Vermeer's most notable quality as an artist lies in the way he brings out the light of the objects and people he painted. He studied in depth how light reflected off objects and then regulated the light by doing his painting in his studio. The light in his works rebounds from object to object and he is a master of diffusing the light. In one of his paintings, a white collar receives the light, and then reflects the light onto the face. Vermeer is magnificent in the way he uses colors to bring the light to life (8).
Johannes Vermeer died in 1675, a poor man, leaving his wife, Catharina, and the children in debt. The estate trustee and Catharina sold most of his paintings after his death to pay the debts (9). For many years his works were forgotten. Even though he seems to have been well respected at the time, there seems to be no evidence that he sold his paintings. Most of his works were not known outside of Delft because a patron in Delft held most of the collection. There are no drawings by Vermeer on record; over a hundred of his paintings are recorded, although only thirty-six of them are accepted today (10).
Vermeer was virtually unknown as an artist until the 19th century, when his paintings in private collections started circulating.

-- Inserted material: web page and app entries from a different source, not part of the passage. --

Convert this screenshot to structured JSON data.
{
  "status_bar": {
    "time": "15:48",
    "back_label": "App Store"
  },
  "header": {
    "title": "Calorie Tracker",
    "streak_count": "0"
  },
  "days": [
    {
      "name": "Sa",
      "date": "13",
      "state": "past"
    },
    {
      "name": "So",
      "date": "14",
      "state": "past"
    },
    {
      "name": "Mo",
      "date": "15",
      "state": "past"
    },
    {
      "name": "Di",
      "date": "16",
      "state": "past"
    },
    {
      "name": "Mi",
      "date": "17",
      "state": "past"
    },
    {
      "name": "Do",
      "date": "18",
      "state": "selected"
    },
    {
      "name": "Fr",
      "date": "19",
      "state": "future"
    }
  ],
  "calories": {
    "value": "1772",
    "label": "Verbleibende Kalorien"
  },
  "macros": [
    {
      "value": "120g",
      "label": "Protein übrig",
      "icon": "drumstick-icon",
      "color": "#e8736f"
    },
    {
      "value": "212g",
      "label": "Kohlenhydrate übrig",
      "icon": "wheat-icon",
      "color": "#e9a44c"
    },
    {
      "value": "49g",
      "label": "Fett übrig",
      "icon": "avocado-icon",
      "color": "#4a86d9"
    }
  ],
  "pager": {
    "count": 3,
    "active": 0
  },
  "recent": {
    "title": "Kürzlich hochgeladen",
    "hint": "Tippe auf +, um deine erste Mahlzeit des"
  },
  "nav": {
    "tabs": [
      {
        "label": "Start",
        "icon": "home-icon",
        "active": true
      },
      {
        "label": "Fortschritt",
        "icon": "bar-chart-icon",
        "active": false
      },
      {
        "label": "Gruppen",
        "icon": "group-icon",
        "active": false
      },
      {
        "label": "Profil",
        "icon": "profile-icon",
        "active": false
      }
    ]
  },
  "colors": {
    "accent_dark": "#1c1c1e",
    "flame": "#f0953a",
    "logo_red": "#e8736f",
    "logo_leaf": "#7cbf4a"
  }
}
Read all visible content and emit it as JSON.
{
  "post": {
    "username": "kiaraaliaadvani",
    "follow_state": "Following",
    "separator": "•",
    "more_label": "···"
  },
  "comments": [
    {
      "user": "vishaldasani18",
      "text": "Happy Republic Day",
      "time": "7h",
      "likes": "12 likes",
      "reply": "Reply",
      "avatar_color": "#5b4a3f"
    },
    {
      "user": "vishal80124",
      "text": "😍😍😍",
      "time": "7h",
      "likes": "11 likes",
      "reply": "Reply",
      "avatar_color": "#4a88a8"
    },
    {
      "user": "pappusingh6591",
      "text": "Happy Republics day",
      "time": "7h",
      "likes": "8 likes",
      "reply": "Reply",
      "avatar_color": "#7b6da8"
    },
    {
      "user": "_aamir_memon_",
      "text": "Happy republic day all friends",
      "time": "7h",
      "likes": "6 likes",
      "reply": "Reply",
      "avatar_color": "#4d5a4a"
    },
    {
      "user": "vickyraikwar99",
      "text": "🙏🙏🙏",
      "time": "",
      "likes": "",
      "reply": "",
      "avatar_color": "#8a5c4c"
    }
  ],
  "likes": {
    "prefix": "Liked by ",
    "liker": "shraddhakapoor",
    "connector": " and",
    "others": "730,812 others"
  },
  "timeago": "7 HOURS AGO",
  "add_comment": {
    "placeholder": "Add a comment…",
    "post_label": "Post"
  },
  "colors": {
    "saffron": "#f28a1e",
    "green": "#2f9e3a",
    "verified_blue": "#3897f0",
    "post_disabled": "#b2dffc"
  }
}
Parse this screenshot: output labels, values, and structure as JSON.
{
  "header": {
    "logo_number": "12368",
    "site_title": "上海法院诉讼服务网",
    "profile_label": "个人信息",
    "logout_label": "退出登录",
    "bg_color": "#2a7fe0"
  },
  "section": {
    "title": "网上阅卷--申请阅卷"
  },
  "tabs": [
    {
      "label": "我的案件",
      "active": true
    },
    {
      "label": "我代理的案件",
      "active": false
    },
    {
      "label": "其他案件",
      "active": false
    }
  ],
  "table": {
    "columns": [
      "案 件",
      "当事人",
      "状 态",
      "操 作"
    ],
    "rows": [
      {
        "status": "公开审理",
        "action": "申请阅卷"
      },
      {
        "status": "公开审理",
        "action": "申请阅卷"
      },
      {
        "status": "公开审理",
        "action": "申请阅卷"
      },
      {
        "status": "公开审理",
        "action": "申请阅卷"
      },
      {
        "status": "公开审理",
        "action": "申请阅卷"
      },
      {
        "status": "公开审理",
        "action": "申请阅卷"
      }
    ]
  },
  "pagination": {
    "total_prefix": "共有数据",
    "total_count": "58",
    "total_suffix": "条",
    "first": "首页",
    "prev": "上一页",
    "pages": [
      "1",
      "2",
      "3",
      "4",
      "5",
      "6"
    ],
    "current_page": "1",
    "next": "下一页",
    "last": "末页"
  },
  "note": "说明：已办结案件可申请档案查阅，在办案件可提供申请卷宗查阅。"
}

In 1882, Vermeer's painting, Girl With A Pearl Earring, was purchased for 2.30 guilders, about $1.40, and about twenty years later it was valued at 40,000 guilders, $24,395.47. Today it is priceless and is home in the Mauritshuis Museum in The Hague. Another painting of Vermeer, Young Woman at the Virginals, was sold at Sotheby's Auction Rooms in London for $30,137,000 to an anonymous telephone bidder on July 7, 2004 (11).
Johannes Vermeer may have been unknown for years and may have died a poor man, but today his works are considered some of the best of the Golden Age paintings. He was a meticulous artist and unmatched in the use of color to express light, texture and depth. Today he is considered to be one of the greatest of all the Dutch painters.
For further reading the following works are recommended: Vermeer : A View of Delft
by Anthony Bailey; Vermeer's Camera: Uncovering the Truth Behind the Masterpieces
by Philip Steadman; and two studies by Arthur K. Wheelock: Johannes Vermeer and Illuminating Vermeer.
1. Sister Wendy Beckett, The Story of Painting (London: Darling Kindersley, 1994) 382.
2. William J. Bouwsma, John Calvin: A Sixteenth Century Portrait (New York: Oxford University Press, 1988) 310.
3. "History of Flanders: The Medieval Counts of Flanders" Medieval Flanders , Feb. 6, 2004, 2 Oct. 2004 <http://www.theotherside.co.uk/tm-heritage/background/flanders-medieval.htm
4. E.H. Gombrich, The Story of Art (New York: Phaidon Press, 1995) 688.
5. Victoria Finlay, Color: A Natural History of the Palette (Toronto: Random House, 2004) 108, 205.
6. Dr. Christopher L.C.E. Witcombe, "Artists of the Baroque Period," Artcyclopedia, Sept. 10, 2004, 2 Oct. 2004 <http://witcombe.sbc.edu/ARTbaroque.html>
8. Vermeer - The Magical Light (The Discovery of Art, Documentary, Kultur 1999)
10. Vermeer - The Magical Light
11. Max, Arthur (2004, May 10). Mystery persists over girl with the pearl earring. [Electronic version]. Columbia Daily Tribune. http://www.showmenews.com